▶ EXERCISE OBJECTIVE:
The required output is every entry, printed exactly as written.

INFORMATION PROVIDED START

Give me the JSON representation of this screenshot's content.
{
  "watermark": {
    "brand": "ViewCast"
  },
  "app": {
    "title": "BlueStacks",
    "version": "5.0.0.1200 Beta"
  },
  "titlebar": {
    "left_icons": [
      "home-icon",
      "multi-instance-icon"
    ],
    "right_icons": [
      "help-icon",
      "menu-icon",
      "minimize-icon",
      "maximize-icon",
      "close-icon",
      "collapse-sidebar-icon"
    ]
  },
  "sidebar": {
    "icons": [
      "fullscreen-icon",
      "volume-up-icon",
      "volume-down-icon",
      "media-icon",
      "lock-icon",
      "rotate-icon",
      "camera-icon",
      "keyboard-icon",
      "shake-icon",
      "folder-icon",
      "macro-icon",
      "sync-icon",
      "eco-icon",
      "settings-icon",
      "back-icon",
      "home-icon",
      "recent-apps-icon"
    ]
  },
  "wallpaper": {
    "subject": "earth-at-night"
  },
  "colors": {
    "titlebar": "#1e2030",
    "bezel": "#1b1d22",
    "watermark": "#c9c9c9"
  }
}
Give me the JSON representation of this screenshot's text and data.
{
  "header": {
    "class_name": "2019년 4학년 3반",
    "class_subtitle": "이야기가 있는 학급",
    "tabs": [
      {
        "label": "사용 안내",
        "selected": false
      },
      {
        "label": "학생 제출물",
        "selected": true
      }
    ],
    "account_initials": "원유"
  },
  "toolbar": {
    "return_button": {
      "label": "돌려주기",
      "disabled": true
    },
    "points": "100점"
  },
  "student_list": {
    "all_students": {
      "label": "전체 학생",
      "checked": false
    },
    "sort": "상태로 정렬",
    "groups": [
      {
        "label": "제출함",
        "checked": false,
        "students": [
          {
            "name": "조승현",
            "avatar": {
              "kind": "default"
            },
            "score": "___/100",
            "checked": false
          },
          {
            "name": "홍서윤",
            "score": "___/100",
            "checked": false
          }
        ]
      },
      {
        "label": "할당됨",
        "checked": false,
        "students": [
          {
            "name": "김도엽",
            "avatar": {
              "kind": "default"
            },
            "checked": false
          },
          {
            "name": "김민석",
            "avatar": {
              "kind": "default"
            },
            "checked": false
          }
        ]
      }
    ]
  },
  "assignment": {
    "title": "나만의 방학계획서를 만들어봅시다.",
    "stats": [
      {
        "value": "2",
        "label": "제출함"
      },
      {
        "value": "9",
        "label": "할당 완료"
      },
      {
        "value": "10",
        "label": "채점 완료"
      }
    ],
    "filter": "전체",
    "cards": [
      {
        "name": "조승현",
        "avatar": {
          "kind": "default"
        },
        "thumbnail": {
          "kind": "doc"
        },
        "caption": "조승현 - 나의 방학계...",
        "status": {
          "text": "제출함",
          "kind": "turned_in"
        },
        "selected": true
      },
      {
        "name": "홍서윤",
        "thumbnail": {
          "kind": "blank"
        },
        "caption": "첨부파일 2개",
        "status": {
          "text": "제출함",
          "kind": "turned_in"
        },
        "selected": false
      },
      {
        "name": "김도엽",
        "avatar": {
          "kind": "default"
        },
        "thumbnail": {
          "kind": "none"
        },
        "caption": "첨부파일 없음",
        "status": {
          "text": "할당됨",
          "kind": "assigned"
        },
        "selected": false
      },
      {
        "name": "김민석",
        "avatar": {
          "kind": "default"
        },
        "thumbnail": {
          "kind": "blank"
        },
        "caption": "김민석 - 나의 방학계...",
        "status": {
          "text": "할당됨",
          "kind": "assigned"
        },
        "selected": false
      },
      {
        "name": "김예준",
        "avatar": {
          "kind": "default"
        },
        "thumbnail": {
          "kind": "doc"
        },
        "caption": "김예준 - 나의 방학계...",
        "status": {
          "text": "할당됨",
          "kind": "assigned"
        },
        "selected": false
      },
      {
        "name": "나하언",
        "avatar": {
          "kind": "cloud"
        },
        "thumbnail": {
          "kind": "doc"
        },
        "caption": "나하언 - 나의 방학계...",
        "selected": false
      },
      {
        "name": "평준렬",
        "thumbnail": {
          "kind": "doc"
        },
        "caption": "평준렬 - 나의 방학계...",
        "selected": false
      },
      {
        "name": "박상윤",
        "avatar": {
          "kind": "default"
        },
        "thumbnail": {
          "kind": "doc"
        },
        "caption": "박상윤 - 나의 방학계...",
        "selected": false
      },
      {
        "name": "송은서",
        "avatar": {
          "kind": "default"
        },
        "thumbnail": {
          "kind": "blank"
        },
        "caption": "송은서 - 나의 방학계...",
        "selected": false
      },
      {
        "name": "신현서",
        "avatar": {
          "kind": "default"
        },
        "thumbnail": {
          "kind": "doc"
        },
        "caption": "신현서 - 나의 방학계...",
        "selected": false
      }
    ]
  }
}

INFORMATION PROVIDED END

▶ EXPECTED OUTPUT:
Give me the JSON representation of this screenshot's content.
{
  "watermark": {
    "brand": "ViewCast"
  },
  "app": {
    "title": "BlueStacks",
    "version": "5.0.0.1200 Beta"
  },
  "titlebar": {
    "left_icons": [
      "home-icon",
      "multi-instance-icon"
    ],
    "right_icons": [
      "help-icon",
      "menu-icon",
      "minimize-icon",
      "maximize-icon",
      "close-icon",
      "collapse-sidebar-icon"
    ]
  },
  "sidebar": {
    "icons": [
      "fullscreen-icon",
      "volume-up-icon",
      "volume-down-icon",
      "media-icon",
      "lock-icon",
      "rotate-icon",
      "camera-icon",
      "keyboard-icon",
      "shake-icon",
      "folder-icon",
      "macro-icon",
      "sync-icon",
      "eco-icon",
      "settings-icon",
      "back-icon",
      "home-icon",
      "recent-apps-icon"
    ]
  },
  "wallpaper": {
    "subject": "earth-at-night"
  },
  "colors": {
    "titlebar": "#1e2030",
    "bezel": "#1b1d22",
    "watermark": "#c9c9c9"
  }
}
Give me the JSON representation of this screenshot's text and data.
{
  "header": {
    "class_name": "2019년 4학년 3반",
    "class_subtitle": "이야기가 있는 학급",
    "tabs": [
      {
        "label": "사용 안내",
        "selected": false
      },
      {
        "label": "학생 제출물",
        "selected": true
      }
    ],
    "account_initials": "원유"
  },
  "toolbar": {
    "return_button": {
      "label": "돌려주기",
      "disabled": true
    },
    "points": "100점"
  },
  "student_list": {
    "all_students": {
      "label": "전체 학생",
      "checked": false
    },
    "sort": "상태로 정렬",
    "groups": [
      {
        "label": "제출함",
        "checked": false,
        "students": [
          {
            "name": "조승현",
            "avatar": {
              "kind": "default"
            },
            "score": "___/100",
            "checked": false
          },
          {
            "name": "홍서윤",
            "score": "___/100",
            "checked": false
          }
        ]
      },
      {
        "label": "할당됨",
        "checked": false,
        "students": [
          {
            "name": "김도엽",
            "avatar": {
              "kind": "default"
            },
            "checked": false
          },
          {
            "name": "김민석",
            "avatar": {
              "kind": "default"
            },
            "checked": false
          }
        ]
      }
    ]
  },
  "assignment": {
    "title": "나만의 방학계획서를 만들어봅시다.",
    "stats": [
      {
        "value": "2",
        "label": "제출함"
      },
      {
        "value": "9",
        "label": "할당 완료"
      },
      {
        "value": "10",
        "label": "채점 완료"
      }
    ],
    "filter": "전체",
    "cards": [
      {
        "name": "조승현",
        "avatar": {
          "kind": "default"
        },
        "thumbnail": {
          "kind": "doc"
        },
        "caption": "조승현 - 나의 방학계...",
        "status": {
          "text": "제출함",
          "kind": "turned_in"
        },
        "selected": true
      },
      {
        "name": "홍서윤",
        "thumbnail": {
          "kind": "blank"
        },
        "caption": "첨부파일 2개",
        "status": {
          "text": "제출함",
          "kind": "turned_in"
        },
        "selected": false
      },
      {
        "name": "김도엽",
        "avatar": {
          "kind": "default"
        },
        "thumbnail": {
          "kind": "none"
        },
        "caption": "첨부파일 없음",
        "status": {
          "text": "할당됨",
          "kind": "assigned"
        },
        "selected": false
      },
      {
        "name": "김민석",
        "avatar": {
          "kind": "default"
        },
        "thumbnail": {
          "kind": "blank"
        },
        "caption": "김민석 - 나의 방학계...",
        "status": {
          "text": "할당됨",
          "kind": "assigned"
        },
        "selected": false
      },
      {
        "name": "김예준",
        "avatar": {
          "kind": "default"
        },
        "thumbnail": {
          "kind": "doc"
        },
        "caption": "김예준 - 나의 방학계...",
        "status": {
          "text": "할당됨",
          "kind": "assigned"
        },
        "selected": false
      },
      {
        "name": "나하언",
        "avatar": {
          "kind": "cloud"
        },
        "thumbnail": {
          "kind": "doc"
        },
        "caption": "나하언 - 나의 방학계...",
        "selected": false
      },
      {
        "name": "평준렬",
        "thumbnail": {
          "kind": "doc"
        },
        "caption": "평준렬 - 나의 방학계...",
        "selected": false
      },
      {
        "name": "박상윤",
        "avatar": {
          "kind": "default"
        },
        "thumbnail": {
          "kind": "doc"
        },
        "caption": "박상윤 - 나의 방학계...",
        "selected": false
      },
      {
        "name": "송은서",
        "avatar": {
          "kind": "default"
        },
        "thumbnail": {
          "kind": "blank"
        },
        "caption": "송은서 - 나의 방학계...",
        "selected": false
      },
      {
        "name": "신현서",
        "avatar": {
          "kind": "default"
        },
        "thumbnail": {
          "kind": "doc"
        },
        "caption": "신현서 - 나의 방학계...",
        "selected": false
      }
    ]
  }
}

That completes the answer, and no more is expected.